The inclusion of these healthcare professionals was a result of a hit to Browns quarterback Colton McCoy during a late season game in December 2011 after the institution of a video review system for injuries. The hit that McCoy took was not noticed during the game but after the game. The NFL realized that a set of eyes were needed to review potential issues in real time. The ATC spotters observe both the game and video feed from the broadcast coverage in real time to identify plays that may result in concussion or injury whether it is from player to player contact or contact with the ground. The ATCs then contact either the team medical staff or the unaffiliated neurotruama consultant to advise them of what was observed.
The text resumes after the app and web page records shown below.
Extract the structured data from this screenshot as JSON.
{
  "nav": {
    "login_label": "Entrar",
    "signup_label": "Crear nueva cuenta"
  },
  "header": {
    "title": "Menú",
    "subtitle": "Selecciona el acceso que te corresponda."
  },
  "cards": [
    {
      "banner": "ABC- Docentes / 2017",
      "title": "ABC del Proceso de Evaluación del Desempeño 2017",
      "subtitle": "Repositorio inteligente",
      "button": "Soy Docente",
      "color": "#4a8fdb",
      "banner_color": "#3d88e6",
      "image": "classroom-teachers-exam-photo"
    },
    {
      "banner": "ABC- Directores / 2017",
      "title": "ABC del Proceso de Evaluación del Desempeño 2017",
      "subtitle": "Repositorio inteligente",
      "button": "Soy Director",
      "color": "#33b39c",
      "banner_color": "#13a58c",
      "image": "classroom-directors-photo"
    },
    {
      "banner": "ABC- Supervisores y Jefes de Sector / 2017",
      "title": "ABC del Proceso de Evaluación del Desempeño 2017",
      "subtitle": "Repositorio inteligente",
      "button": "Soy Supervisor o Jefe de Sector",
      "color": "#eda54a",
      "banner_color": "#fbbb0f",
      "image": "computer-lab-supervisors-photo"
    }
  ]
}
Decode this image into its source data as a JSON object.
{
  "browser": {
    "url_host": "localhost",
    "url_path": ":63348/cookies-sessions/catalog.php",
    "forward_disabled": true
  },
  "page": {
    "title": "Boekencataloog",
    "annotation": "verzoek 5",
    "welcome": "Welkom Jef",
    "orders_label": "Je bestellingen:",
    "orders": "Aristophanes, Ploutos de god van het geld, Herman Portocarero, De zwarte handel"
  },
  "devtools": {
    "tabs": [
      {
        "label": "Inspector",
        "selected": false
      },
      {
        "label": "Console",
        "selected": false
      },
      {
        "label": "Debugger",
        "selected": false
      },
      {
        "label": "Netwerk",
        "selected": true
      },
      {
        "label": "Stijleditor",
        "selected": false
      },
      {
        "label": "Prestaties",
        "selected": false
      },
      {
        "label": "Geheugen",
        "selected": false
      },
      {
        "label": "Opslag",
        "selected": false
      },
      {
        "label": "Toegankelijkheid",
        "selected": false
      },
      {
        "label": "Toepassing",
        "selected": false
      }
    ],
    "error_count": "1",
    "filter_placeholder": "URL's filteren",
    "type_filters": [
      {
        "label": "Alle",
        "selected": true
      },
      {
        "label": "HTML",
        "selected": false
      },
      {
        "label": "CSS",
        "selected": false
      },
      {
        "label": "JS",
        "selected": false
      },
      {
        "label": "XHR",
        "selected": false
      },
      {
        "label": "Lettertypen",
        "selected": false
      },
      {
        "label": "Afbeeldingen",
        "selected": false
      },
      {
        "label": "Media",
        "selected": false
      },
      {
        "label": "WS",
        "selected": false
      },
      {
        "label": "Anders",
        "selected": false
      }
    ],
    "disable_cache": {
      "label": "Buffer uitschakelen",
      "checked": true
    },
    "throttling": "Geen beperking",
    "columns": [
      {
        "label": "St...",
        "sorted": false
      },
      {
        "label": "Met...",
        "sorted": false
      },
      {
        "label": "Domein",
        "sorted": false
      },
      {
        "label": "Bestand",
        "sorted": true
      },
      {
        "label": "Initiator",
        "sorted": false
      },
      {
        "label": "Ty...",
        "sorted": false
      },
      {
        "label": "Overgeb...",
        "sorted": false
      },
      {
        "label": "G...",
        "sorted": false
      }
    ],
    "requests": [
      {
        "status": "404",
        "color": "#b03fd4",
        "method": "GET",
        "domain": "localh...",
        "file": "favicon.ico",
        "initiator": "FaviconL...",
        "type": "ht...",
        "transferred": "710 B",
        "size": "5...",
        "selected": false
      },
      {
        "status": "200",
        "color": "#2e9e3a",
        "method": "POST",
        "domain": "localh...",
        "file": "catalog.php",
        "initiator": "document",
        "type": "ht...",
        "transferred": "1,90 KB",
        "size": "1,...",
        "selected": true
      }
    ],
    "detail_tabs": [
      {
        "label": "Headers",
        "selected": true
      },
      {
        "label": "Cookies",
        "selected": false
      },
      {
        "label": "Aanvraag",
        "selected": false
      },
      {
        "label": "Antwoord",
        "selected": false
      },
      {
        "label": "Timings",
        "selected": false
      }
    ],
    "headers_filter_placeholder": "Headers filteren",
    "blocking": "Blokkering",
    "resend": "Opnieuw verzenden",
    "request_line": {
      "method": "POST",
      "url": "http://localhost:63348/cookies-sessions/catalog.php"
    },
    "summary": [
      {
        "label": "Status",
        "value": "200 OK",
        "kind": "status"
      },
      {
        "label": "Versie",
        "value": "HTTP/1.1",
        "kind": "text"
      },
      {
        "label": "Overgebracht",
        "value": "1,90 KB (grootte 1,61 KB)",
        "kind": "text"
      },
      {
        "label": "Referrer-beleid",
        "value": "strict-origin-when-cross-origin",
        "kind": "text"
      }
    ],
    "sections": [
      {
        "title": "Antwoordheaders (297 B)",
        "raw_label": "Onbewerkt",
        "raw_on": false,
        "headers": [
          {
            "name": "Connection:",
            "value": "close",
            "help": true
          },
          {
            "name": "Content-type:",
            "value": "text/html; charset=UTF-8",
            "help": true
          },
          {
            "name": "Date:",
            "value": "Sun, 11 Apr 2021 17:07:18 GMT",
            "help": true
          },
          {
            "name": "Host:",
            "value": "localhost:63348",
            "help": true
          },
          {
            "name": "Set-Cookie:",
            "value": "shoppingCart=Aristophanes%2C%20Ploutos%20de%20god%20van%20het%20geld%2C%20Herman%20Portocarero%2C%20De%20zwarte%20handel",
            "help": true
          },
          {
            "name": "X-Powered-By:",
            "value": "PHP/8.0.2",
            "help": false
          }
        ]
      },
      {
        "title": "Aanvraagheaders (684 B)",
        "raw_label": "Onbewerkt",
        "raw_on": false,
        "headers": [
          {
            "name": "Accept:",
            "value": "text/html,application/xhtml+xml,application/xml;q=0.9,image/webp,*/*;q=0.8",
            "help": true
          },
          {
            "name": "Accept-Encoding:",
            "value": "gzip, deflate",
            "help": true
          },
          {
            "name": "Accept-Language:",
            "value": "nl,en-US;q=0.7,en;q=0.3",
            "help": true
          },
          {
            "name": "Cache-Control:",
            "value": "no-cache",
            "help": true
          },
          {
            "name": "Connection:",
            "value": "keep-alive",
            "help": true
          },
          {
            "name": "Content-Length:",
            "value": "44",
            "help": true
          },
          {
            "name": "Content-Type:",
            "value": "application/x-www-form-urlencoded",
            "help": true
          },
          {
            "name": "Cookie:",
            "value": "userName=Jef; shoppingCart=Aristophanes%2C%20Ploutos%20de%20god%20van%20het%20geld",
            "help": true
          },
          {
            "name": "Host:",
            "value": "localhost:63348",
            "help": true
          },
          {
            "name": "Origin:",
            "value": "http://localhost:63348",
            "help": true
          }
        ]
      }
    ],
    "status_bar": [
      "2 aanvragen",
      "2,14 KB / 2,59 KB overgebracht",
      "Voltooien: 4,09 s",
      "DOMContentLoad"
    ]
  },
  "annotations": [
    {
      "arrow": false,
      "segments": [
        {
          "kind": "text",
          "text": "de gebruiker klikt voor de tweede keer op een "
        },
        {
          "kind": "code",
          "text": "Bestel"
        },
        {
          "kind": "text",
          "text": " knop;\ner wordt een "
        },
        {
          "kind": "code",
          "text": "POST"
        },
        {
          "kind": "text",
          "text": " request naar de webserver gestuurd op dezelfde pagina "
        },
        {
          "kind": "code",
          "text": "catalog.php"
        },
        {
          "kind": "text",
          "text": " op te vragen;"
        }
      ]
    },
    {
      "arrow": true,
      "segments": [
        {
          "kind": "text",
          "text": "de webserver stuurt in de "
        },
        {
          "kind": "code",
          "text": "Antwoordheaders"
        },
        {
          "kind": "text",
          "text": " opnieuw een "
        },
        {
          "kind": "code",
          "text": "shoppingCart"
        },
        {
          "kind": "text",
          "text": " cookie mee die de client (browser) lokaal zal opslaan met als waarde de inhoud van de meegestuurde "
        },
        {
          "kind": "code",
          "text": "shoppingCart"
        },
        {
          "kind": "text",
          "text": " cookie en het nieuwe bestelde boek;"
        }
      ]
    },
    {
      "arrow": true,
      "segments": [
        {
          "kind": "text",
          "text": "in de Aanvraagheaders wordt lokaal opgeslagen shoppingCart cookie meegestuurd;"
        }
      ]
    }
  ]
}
These calls can not be handled by bench staff from the team. The ATCs also instruct technicians to send the video of the specific incident to the sidelines for medical staff to include in their evaluation of the athlete. According to the NFL, approximately 10 plays per game initiate this process. ATC spotters can also initiate a medical timeout. These timeouts are not charged to either team.
While there are several criteria for ATCs who wish to apply to this program, I think the most interesting are:
- At least 10 years experience – enough experience to really have an idea of what they are observing
- Can not have been the Head Trainer for any NFL team previously
- Can not have been employed by an NFL team in the last 20 years
I think the last two criteria that I mentioned are probably the best at showing a positive intent for this program by the NFL. These two criteria help to minimize the impact that past relationships with teams and/or players may have on an ATC Spotters observations.
While this is a great program and the NFL appears to have done a great job in keeping the program impartial and they have empowered the ATCs with the authority to stop game play, this only addresses observational, subjective game day issues. It still does not provide an objective and measured value to the cumulative impacts that occur during the game – or more importantly, the significant hours of practice and seasons of games that comprise a player’s career.
Helmet impact sensors like those from Shockbox may help to provide a more objective dataset to determine the amount of cumulative impacts that a player goes through during the course of games and practices. The US military has been studying head trauma through the use of helmet sensors since 2007 and began collaborating with the NFL in 2012 to better advance the science and address the issues.
The US Army had been using helmet based sensors in Afghanistan to measure blast pressures during IED events during combat patrols. The sensors are triggered with forces greater than 150 newtons, which is the equivalent of just under 34 pounds of force. Not a whole lot of force when compared to the forces of between 447 pounds and 1,066 pounds in boxers when punching. However, a drawback to the Army/DARPA program was that it was only run in combat zones and did not take into account proximity and cumulative exposure to blast pressures when firing heavy weapons. The program was ended in late 2016.
There is one five year study that was done at University of North Carolina that looked at not just game day impacts but also the hits sustained during practice sessions. The data that they collected shows some interesting data points. They found that some impacts that were of significant force did not cause concussions while some lesser impacts that were below “threshold” did cause concussions. Within these below threshold concussions, they found that the area of the point of impact on the head is just as important as the amount of force.
We still have a lot to learn about the causes and effects of concussions as well as treatment post concussion (as we’ve pointed out in a Friday Five post). But, we can take notes from the positive aspects of what the NFL has done so far with their ATC Spotter program in being more proactive in dealing with health related “workplace” issues.